    1. if yes, those repairs may be approved out of the CRF by majority vote subject to the availability of funds;
    2. if no, a ¾ vote resolution is required to approve:
      1. a special levy;
      2. expenditures out of the CRF for repairs which are not recommended in the depreciation report; or,
      3. strata corporation financing (borrowing);
  7. consider preparing two resolutions for owner approval if there is a concern that the ¾ vote may not be approved to permit a partial repair;
  8. address the options for funding the project: 
    1. strata corporation financing (borrowing);
    2. special levy; 
    3. contingency reserve fund; or,
    4. combination;

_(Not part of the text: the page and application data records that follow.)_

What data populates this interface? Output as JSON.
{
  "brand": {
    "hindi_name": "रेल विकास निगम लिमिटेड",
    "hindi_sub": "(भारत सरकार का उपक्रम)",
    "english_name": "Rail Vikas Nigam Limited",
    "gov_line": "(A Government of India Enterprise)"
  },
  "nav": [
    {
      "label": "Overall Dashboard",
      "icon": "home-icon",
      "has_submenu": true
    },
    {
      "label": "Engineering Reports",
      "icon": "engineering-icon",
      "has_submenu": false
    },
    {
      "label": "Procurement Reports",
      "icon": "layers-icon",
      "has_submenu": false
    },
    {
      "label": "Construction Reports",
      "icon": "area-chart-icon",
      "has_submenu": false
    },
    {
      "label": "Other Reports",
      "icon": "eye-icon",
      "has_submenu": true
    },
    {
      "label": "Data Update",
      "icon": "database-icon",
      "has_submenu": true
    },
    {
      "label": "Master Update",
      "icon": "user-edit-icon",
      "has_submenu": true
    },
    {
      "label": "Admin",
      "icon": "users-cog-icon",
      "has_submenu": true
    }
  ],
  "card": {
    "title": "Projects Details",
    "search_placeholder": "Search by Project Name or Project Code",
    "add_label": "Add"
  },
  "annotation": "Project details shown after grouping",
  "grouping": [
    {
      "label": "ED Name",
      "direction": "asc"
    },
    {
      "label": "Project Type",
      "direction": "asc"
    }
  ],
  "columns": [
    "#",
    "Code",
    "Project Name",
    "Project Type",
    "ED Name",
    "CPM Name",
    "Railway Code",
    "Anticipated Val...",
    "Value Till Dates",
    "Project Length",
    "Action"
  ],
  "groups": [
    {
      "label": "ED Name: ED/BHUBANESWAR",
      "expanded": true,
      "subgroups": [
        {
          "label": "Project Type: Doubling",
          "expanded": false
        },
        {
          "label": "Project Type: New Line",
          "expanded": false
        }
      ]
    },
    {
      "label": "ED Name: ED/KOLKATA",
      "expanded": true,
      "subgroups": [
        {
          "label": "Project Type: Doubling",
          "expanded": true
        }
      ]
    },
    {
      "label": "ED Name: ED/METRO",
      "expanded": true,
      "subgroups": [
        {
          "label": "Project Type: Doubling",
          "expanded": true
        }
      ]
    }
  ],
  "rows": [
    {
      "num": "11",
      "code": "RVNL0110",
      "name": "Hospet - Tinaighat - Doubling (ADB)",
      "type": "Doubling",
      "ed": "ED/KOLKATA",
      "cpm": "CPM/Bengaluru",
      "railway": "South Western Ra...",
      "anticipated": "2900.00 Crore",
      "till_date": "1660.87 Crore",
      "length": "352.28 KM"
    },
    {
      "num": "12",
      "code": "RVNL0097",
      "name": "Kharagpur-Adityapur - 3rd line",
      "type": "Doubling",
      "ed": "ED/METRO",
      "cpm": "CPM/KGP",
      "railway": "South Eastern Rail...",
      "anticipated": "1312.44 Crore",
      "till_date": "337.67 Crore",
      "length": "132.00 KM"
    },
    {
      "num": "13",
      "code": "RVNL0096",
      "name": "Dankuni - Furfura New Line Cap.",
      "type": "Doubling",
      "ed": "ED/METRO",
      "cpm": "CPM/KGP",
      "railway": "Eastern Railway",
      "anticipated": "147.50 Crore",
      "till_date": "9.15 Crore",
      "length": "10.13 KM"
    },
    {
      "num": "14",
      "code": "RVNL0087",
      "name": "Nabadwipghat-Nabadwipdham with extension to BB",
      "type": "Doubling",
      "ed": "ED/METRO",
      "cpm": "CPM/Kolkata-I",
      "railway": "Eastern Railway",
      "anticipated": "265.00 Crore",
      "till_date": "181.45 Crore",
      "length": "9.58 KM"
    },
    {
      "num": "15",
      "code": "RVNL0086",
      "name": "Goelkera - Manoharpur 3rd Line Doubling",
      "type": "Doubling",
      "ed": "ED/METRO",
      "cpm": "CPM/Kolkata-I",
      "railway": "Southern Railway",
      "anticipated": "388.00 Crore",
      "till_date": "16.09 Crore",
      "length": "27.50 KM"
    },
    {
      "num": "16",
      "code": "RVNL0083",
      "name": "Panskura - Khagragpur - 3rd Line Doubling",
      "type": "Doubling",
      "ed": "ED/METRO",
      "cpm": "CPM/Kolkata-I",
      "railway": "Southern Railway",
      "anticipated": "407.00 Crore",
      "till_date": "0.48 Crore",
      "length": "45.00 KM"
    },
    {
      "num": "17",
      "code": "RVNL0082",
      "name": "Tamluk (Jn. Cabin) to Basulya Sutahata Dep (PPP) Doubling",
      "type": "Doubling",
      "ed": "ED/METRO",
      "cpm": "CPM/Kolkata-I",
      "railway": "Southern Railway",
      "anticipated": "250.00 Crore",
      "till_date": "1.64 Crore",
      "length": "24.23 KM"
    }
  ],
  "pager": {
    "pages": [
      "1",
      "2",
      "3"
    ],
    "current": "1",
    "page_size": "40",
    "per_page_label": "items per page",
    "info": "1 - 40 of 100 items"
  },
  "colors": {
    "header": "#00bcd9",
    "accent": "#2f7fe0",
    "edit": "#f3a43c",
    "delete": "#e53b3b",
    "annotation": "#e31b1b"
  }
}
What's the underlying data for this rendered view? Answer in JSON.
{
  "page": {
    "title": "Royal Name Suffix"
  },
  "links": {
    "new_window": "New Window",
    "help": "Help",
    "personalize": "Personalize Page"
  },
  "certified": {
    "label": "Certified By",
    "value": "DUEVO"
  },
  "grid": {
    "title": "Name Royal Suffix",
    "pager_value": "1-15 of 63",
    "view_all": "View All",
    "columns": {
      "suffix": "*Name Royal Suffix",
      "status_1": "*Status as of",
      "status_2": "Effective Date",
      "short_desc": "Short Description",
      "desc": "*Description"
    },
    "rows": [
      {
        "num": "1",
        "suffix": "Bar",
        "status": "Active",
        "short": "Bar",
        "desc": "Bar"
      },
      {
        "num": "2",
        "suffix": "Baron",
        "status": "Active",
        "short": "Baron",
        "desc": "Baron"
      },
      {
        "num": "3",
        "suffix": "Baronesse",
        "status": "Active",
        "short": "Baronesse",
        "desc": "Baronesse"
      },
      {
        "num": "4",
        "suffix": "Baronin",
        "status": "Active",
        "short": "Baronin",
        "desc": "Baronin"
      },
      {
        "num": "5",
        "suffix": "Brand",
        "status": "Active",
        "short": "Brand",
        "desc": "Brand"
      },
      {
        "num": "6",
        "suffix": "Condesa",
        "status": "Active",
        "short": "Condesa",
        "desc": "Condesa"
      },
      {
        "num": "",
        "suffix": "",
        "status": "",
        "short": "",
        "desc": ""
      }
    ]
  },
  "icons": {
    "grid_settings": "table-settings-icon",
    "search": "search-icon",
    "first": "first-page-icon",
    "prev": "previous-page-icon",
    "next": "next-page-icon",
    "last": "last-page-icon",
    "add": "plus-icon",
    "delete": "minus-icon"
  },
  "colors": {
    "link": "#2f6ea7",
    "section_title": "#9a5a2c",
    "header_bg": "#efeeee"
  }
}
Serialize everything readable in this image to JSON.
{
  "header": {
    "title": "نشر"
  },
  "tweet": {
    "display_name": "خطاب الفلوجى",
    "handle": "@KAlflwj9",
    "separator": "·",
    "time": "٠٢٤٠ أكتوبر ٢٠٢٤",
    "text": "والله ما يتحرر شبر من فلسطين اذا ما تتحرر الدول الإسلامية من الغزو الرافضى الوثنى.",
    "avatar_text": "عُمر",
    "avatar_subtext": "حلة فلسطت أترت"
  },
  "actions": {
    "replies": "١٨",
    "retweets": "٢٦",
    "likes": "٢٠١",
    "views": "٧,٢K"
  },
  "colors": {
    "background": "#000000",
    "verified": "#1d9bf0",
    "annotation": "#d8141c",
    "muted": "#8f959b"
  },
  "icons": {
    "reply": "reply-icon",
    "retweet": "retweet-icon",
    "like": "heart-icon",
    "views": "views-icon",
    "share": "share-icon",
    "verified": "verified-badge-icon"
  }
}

  9. keep the owners informed regarding the project throughout including:
    1. information meetings with the professionals, including the strata lawyer, as required;
    2. newsletters;
    3. web-site; and/or,
    4. other means;
  10. address any political, legal or construction obstacles or concerns in a reasonable and in a timely fashion;
  11. instruct a qualified strata lawyer to prepare the resolution(s) addressing the following:
    1. ensure that the repair authorization is tailor made to address all required work including, but not limited to, the scope of work set out in the professional’s report and any additional work recommended by qualified professionals during the course of the work;
    2. ensure that the expenditure authorization is broad enough to capture all expenses such as, the remedial work, warranty, landscaping, permit costs, professional costs, legal costs, collection costs, change work orders, etc.; 
    3. include a reasonable contingency to minimize the possibility of an additional ¾ vote of owners to approve additional funding;
    4. authorize the council to approve change work orders;
    5. delegate decision making authority, including the power to make expenditures, to the council;
    6. approve significant changes to the use or appearance of common property by ¾ vote;
    7. insert a provision requiring the strata corporation to report to the owners upon completion of the work (eg. 6 months after completion of the work);
    8. if the funding amount is paid by a combination of special levy and the CRF, indicate where the expenditures will be applied from first and how any excess funds will be addressed; and,
    9. address any other clauses that may be required given the nature of the project; and,
    10. if  a special levy is proposed, then the following must be addressed (s. 108, Act):
      1. state the purpose of the levy;
      2. state the total amount of the repair special levy;
      3. state the method used to determine each strata lot’s share of the special levy (e.g. unit entitlement);
      4. attach a schedule indicating the amount payable by each strata lot on account of the special levy;
      5. state the date by which the special levy is to be paid, or, if payable in installments, the dates by which the installments are to be paid; and,
      6. draft an interest provision in the event of any default in payment of the special levy, including the commencement date (7 days after approval at a minimum).
 
The implementation of the major repair project is beyond the scope of this article. 
Strata corporations are advised to seek legal advice from a qualified strata lawyer when addressing repair projects to provide input and advice throughout the process.  This includes drafting the resolution.